Assignment: Retype every record exactly as it appears.

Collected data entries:
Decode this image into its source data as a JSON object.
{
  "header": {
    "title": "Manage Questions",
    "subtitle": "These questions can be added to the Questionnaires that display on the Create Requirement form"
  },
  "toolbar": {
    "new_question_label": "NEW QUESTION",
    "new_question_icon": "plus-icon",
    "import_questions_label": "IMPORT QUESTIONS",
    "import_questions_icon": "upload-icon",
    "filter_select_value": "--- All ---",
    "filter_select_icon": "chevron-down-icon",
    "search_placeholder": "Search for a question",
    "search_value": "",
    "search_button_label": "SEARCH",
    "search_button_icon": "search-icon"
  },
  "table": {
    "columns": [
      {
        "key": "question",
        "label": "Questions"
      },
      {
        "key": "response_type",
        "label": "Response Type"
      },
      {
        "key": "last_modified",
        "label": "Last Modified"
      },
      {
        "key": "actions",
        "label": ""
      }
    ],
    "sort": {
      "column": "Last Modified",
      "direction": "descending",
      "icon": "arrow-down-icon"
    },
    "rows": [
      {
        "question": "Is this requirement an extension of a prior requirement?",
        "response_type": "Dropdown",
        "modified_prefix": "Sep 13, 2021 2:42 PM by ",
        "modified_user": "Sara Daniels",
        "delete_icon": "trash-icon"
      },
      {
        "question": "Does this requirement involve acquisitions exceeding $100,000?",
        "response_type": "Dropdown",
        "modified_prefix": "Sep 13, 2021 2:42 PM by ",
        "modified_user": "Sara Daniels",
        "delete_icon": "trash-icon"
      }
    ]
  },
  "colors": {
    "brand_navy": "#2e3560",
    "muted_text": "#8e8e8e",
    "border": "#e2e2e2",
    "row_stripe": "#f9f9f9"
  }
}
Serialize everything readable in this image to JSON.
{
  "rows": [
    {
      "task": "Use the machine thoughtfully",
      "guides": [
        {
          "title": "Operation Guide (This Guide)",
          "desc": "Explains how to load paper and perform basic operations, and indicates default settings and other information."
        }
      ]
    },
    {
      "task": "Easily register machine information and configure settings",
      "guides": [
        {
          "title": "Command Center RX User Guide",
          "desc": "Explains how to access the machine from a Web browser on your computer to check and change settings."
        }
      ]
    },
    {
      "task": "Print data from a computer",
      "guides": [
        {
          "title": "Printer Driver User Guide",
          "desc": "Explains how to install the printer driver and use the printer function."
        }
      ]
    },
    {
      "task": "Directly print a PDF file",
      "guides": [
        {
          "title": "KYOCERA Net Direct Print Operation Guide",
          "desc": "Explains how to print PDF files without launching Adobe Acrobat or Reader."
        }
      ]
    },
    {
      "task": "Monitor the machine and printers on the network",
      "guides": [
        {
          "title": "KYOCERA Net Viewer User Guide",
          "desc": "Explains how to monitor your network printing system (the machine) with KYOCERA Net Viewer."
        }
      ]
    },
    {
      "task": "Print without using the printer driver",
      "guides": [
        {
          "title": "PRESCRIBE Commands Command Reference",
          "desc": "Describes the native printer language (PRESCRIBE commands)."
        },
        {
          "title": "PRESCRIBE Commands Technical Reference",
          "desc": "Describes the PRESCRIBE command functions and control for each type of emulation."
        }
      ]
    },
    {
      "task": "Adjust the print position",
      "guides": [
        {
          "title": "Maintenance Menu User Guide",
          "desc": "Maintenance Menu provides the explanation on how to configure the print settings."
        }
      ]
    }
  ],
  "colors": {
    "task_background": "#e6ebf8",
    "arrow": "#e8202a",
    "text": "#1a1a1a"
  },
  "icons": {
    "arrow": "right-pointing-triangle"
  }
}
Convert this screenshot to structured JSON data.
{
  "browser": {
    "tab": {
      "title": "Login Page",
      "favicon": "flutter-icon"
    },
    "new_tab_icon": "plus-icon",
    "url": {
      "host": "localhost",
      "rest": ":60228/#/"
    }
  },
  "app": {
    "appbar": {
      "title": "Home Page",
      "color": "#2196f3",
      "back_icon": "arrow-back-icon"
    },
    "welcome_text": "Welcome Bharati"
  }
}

Result below:
Decode this image into its source data as a JSON object.
{
  "header": {
    "title": "Manage Questions",
    "subtitle": "These questions can be added to the Questionnaires that display on the Create Requirement form"
  },
  "toolbar": {
    "new_question_label": "NEW QUESTION",
    "new_question_icon": "plus-icon",
    "import_questions_label": "IMPORT QUESTIONS",
    "import_questions_icon": "upload-icon",
    "filter_select_value": "--- All ---",
    "filter_select_icon": "chevron-down-icon",
    "search_placeholder": "Search for a question",
    "search_value": "",
    "search_button_label": "SEARCH",
    "search_button_icon": "search-icon"
  },
  "table": {
    "columns": [
      {
        "key": "question",
        "label": "Questions"
      },
      {
        "key": "response_type",
        "label": "Response Type"
      },
      {
        "key": "last_modified",
        "label": "Last Modified"
      },
      {
        "key": "actions",
        "label": ""
      }
    ],
    "sort": {
      "column": "Last Modified",
      "direction": "descending",
      "icon": "arrow-down-icon"
    },
    "rows": [
      {
        "question": "Is this requirement an extension of a prior requirement?",
        "response_type": "Dropdown",
        "modified_prefix": "Sep 13, 2021 2:42 PM by ",
        "modified_user": "Sara Daniels",
        "delete_icon": "trash-icon"
      },
      {
        "question": "Does this requirement involve acquisitions exceeding $100,000?",
        "response_type": "Dropdown",
        "modified_prefix": "Sep 13, 2021 2:42 PM by ",
        "modified_user": "Sara Daniels",
        "delete_icon": "trash-icon"
      }
    ]
  },
  "colors": {
    "brand_navy": "#2e3560",
    "muted_text": "#8e8e8e",
    "border": "#e2e2e2",
    "row_stripe": "#f9f9f9"
  }
}
Serialize everything readable in this image to JSON.
{
  "rows": [
    {
      "task": "Use the machine thoughtfully",
      "guides": [
        {
          "title": "Operation Guide (This Guide)",
          "desc": "Explains how to load paper and perform basic operations, and indicates default settings and other information."
        }
      ]
    },
    {
      "task": "Easily register machine information and configure settings",
      "guides": [
        {
          "title": "Command Center RX User Guide",
          "desc": "Explains how to access the machine from a Web browser on your computer to check and change settings."
        }
      ]
    },
    {
      "task": "Print data from a computer",
      "guides": [
        {
          "title": "Printer Driver User Guide",
          "desc": "Explains how to install the printer driver and use the printer function."
        }
      ]
    },
    {
      "task": "Directly print a PDF file",
      "guides": [
        {
          "title": "KYOCERA Net Direct Print Operation Guide",
          "desc": "Explains how to print PDF files without launching Adobe Acrobat or Reader."
        }
      ]
    },
    {
      "task": "Monitor the machine and printers on the network",
      "guides": [
        {
          "title": "KYOCERA Net Viewer User Guide",
          "desc": "Explains how to monitor your network printing system (the machine) with KYOCERA Net Viewer."
        }
      ]
    },
    {
      "task": "Print without using the printer driver",
      "guides": [
        {
          "title": "PRESCRIBE Commands Command Reference",
          "desc": "Describes the native printer language (PRESCRIBE commands)."
        },
        {
          "title": "PRESCRIBE Commands Technical Reference",
          "desc": "Describes the PRESCRIBE command functions and control for each type of emulation."
        }
      ]
    },
    {
      "task": "Adjust the print position",
      "guides": [
        {
          "title": "Maintenance Menu User Guide",
          "desc": "Maintenance Menu provides the explanation on how to configure the print settings."
        }
      ]
    }
  ],
  "colors": {
    "task_background": "#e6ebf8",
    "arrow": "#e8202a",
    "text": "#1a1a1a"
  },
  "icons": {
    "arrow": "right-pointing-triangle"
  }
}
Convert this screenshot to structured JSON data.
{
  "browser": {
    "tab": {
      "title": "Login Page",
      "favicon": "flutter-icon"
    },
    "new_tab_icon": "plus-icon",
    "url": {
      "host": "localhost",
      "rest": ":60228/#/"
    }
  },
  "app": {
    "appbar": {
      "title": "Home Page",
      "color": "#2196f3",
      "back_icon": "arrow-back-icon"
    },
    "welcome_text": "Welcome Bharati"
  }
}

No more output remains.